A finite amount of time is required for a signal to travel from one place to another. In a vacuum, electromagnetic
energy travels at 2.9979*105 km/s (186,282 mi/s). The following equation holds for signal propagation time in a vacuum
(and in the air),
where the relative dielectric constant (εr) is 1. In keeping with a radar theme, 'R' is used for
range rather than the more common 'd' for distance. Be sure to keep dimensional units consistent across all values.
If a radar system is being evaluated where a round trip out and back needs to be accounted for, then double

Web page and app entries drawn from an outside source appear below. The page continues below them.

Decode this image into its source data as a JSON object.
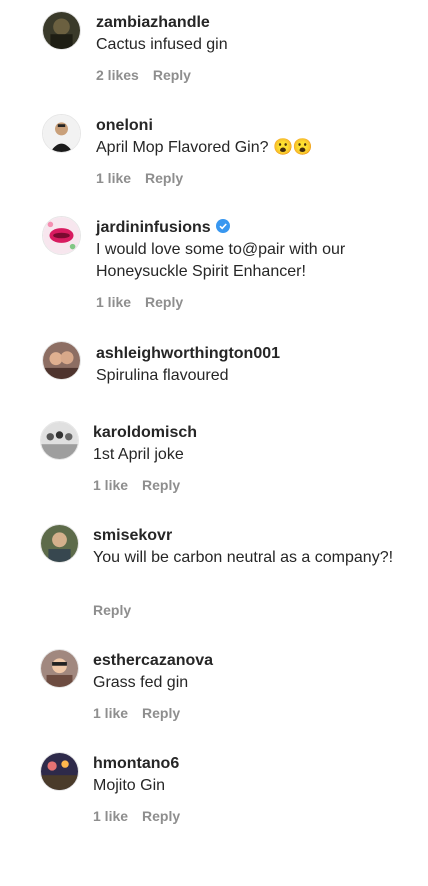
{
  "comments": [
    {
      "username": "zambiazhandle",
      "text": "Cactus infused gin",
      "likes": "2 likes",
      "reply": "Reply",
      "verified": false
    },
    {
      "username": "oneloni",
      "text": "April Mop Flavored Gin? 😮😮",
      "likes": "1 like",
      "reply": "Reply",
      "verified": false
    },
    {
      "username": "jardininfusions",
      "text": "I would love some to@pair with our Honeysuckle Spirit Enhancer!",
      "likes": "1 like",
      "reply": "Reply",
      "verified": true
    },
    {
      "username": "ashleighworthington001",
      "text": "Spirulina flavoured",
      "likes": "",
      "reply": "",
      "verified": false
    },
    {
      "username": "karoldomisch",
      "text": "1st April joke",
      "likes": "1 like",
      "reply": "Reply",
      "verified": false
    },
    {
      "username": "smisekovr",
      "text": "You will be carbon neutral as a company?!",
      "likes": "",
      "reply": "Reply",
      "verified": false
    },
    {
      "username": "esthercazanova",
      "text": "Grass fed gin",
      "likes": "1 like",
      "reply": "Reply",
      "verified": false
    },
    {
      "username": "hmontano6",
      "text": "Mojito Gin",
      "likes": "1 like",
      "reply": "Reply",
      "verified": false
    }
  ],
  "colors": {
    "verified": "#3897f0",
    "meta": "#8e8e8e",
    "text": "#262626"
  }
}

the range figure. A "radar mile," which is a nautical mile out and a nautical mile back, is 12.36 μs.
Note: When using these formulas, be sure to keep dimensional units consistent; i.e.,

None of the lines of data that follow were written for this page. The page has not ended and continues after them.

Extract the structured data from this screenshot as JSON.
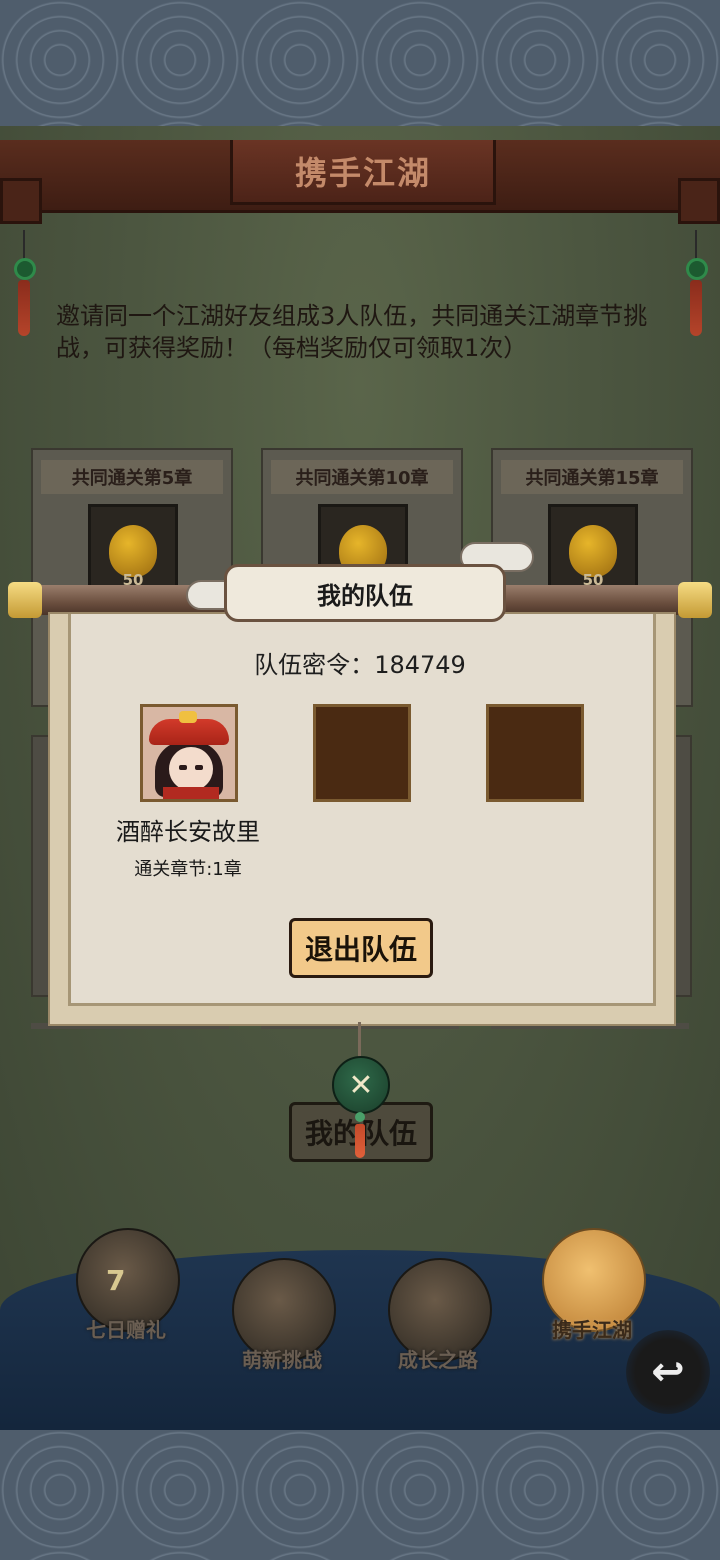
{
  "header": {
    "title": "携手江湖"
  },
  "intro": {
    "text": "邀请同一个江湖好友组成3人队伍，共同通关江湖章节挑战，可获得奖励！（每档奖励仅可领取1次）"
  },
  "reward_cards": [
    {
      "title": "共同通关第5章",
      "count": "50",
      "icon": "gourd-icon"
    },
    {
      "title": "共同通关第10章",
      "count": "50",
      "icon": "gourd-icon"
    },
    {
      "title": "共同通关第15章",
      "count": "50",
      "icon": "gourd-icon"
    }
  ],
  "team_dialog": {
    "title": "我的队伍",
    "code_label": "队伍密令：",
    "code_value": "184749",
    "member": {
      "name": "酒醉长安故里",
      "stage": "通关章节:1章"
    },
    "leave_button": "退出队伍"
  },
  "my_team_button": "我的队伍",
  "bottom_nav": [
    {
      "label": "七日赠礼",
      "glyph": "7",
      "icon": "gift-box-icon",
      "active": false
    },
    {
      "label": "萌新挑战",
      "glyph": "",
      "icon": "mask-icon",
      "active": false
    },
    {
      "label": "成长之路",
      "glyph": "",
      "icon": "book-arrow-icon",
      "active": false
    },
    {
      "label": "携手江湖",
      "glyph": "",
      "icon": "handshake-icon",
      "active": true
    }
  ],
  "colors": {
    "panel_bg": "#4c5640",
    "header_brown": "#5a2d1e",
    "button_gold": "#f2c98a",
    "nav_blue": "#1f3550"
  }
}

do not mix kHz with MHz, mm with inches, etc. It is safer to use base units (e.g., Hz, m)
for calculation, then convert result to desired units.

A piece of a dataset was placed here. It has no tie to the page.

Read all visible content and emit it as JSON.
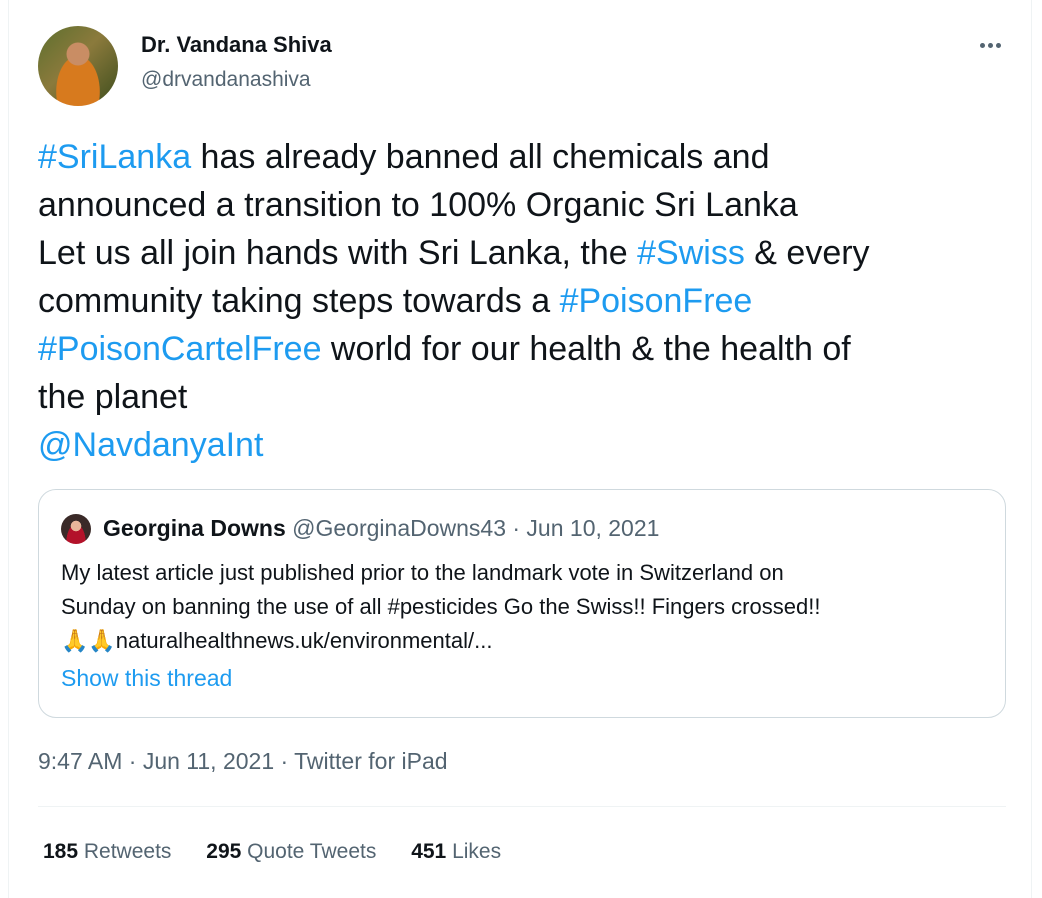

Only enter values in the yellow cells or risk overwriting formulas!
Two charts of propagation time vs. distance are provided below - one for units of km and one for units of
Here is information on Doppler, radar equation and path loss.
A 1-Way and 2-Way Path Loss Calculator is included in
RF Cafe Calculator Workbook for FREE.